ACA 1095-C Reporting – What You Need to Know

It has not left the building!

Do you think the ACA 1095-C Reporting Requirement is Temporary?

It’s not; while employees may no longer be subject to penalties for not having insurance, companies are still being penalized for not offering the benefits and/or not reporting.  These fines can be tens of thousands of dollars for just a few employees who were not offered benefits on time.  Filing 1095-Cs is how your business informs the IRS that you are in compliance. Click here for details about the fines and penalties.

It’s still the law of the land so steps need to be made to make it part of your regular routine.  Even though it’s been around for years now, it is still confusing and intimidating to many companies. 

So how do we get to the point of “not thinking twice” about a 1095-C form? 

It’s not as hard as you think!

Need to File ACA 1095-Cs?

There are many articles and websites to determine IF you need to report, but what do you need to track if you DO have to report?

  • ACA Reporting is only for your medical benefits. Vision, Dental, Prescription (if independent), etc. are not included.
  • ACA Reporting only cares about your lowest cost plan’s single only coverage amount.

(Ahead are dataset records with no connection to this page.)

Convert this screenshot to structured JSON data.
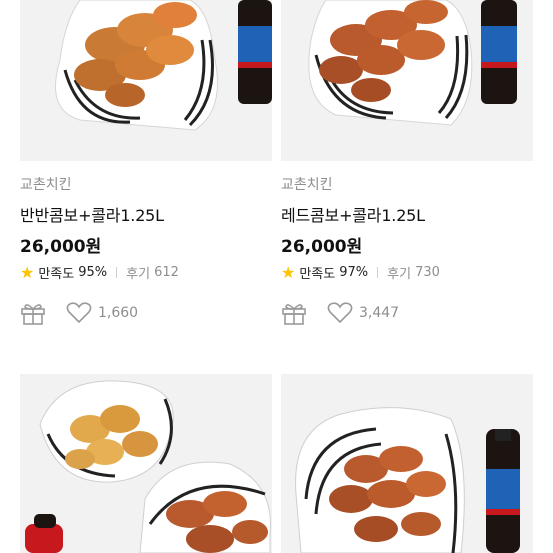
{
  "products": [
    {
      "brand": "교촌치킨",
      "name": "반반콤보+콜라1.25L",
      "price": "26,000원",
      "satisfaction_label": "만족도",
      "satisfaction_value": "95%",
      "review_label": "후기",
      "review_count": "612",
      "likes": "1,660",
      "icons": [
        "gift-icon",
        "heart-icon",
        "star-icon"
      ]
    },
    {
      "brand": "교촌치킨",
      "name": "레드콤보+콜라1.25L",
      "price": "26,000원",
      "satisfaction_label": "만족도",
      "satisfaction_value": "97%",
      "review_label": "후기",
      "review_count": "730",
      "likes": "3,447",
      "icons": [
        "gift-icon",
        "heart-icon",
        "star-icon"
      ]
    }
  ],
  "colors": {
    "star": "#ffc400",
    "muted_text": "#8e8e8e",
    "thumb_bg": "#f2f2f2",
    "fried_chicken": "#d9a04a",
    "red_chicken": "#b85a2e",
    "cola": "#1c1410",
    "cola_label": "#1e63b5"
  }
}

It doesn’t matter what the employee actually selected or how many people they have on the plan.
  • The type of insurance you have will determine what you have to track and report on:
    1. Fully Insured – This type of insurance only needs to report on the employee’s offer of insurance and if they enrolled or waivered while the individual was employed. Your Health Carrier will send a 1095-B form showing who was enrolled, including dependents.
    2. State Insured – Those on State Benefits need to track and report enrollments and waivers while the individual was employed as well as their dependents that were enrolled. The State will send a 1095-B form to those on COBRA or Retiree Benefits.
    3. Self Insured – These plans require the most complex reporting. You need to report the employees and dependents enrollment/waiver while the individual was employed as well as those on COBRA and who had Retiree Benefits.  The employees will not receive any additional notices from other parties.

How do you be prepared?

  • Most businesses outsource their payroll processing and tax filing, which means they outsource the creation and filing of their W2s. If your business is an Applicable Large Employer you may want to outsource the creation and filing of your business’s 1095Cs.  This is especially true if you have more than 250 employees.
    1. If you have more than 250 employees you are required to file electronically.
    2. Filing with the IRS electronically is a pain-staking business to put it lightly. It takes months to prepare and a lot of programming is involved.
  • Make recording benefit activity part of your normal process. Some businesses attempt to do it with a spreadsheet, but you’ll be much happier using a Benefit Management System.
    1. Using a Benefit Management System to help track enrollments and waivers is crucial for success.
      1. This provides a place for you to record your enrollments and waivers easily.
      2. The right Benefit Management System will assist with your 1095-C reports by populating the complex codes of the IRS form based on the enrollment data you enter throughout the year.
    2. If you have to go into the benefit carrier to make a change then you should also update your Benefit Management System. What situations do you need to update for?
      1. New Enrollment
      2. Termination of Enrollment
      3. Life Event
      4. Waiver
  • Diligently monitor Variable Hour employees – It’s really what this is all about…
    1. A Variable Hour employee who works an average of 30+ hours per week, or 120+ hours per month, over a predetermined measurement period (also known as look-back period) is now eligible for medical benefits.
      1. A measurement period (look back period) is an official company policy and should be treated as such.
    2. Be attentive so you are ready to offer benefits, on time, if they, the Variable Hour employee is eligible
      1. As mentioned at the beginning of this article, companies are being penalized for not offering the benefits and are being fined tens of thousands of dollars for just a few employees who were not offered benefits on time.
  • Be certain to obtain Waiver forms for those who waive benefits
    1. If you are ever fined by the IRS, you will want to provide this document to show you offered the benefit, and the employee declined.
  • Using the names as shown on an individual’s social security card is critical
    1. ACA forms submitted to the IRS are run through a state-of-the-art, one-of-a-kind system to match names and social security numbers. As of now no other Federal forms are run through this system.
    2. If there is a miss-match, the IRS sends back a request to have it corrected which can be time consuming and difficult.
  • Remember: this isn’t just a burden and additional work.  Having to file these reports has actually helped companies save money!  Managing your benefit information helps you audit your activity
    1. Companies have found they had been paying for benefits for years after the employee was no longer employed.
    2. Companies found they had employees enrolled in incorrect plans. Often having them enrolled in higher cost plans than what they should have been or what they were paying for.
    3. Some even discovered they had employees who were not who they said they were, using false ID and causing a whole host of other issues!

If you take these steps to make your ACA reporting be a smooth process you will begin to see that a 1095-C form is simply a by-product of you managing your benefit information just like a W-2 is a by-product of you managing your payroll information.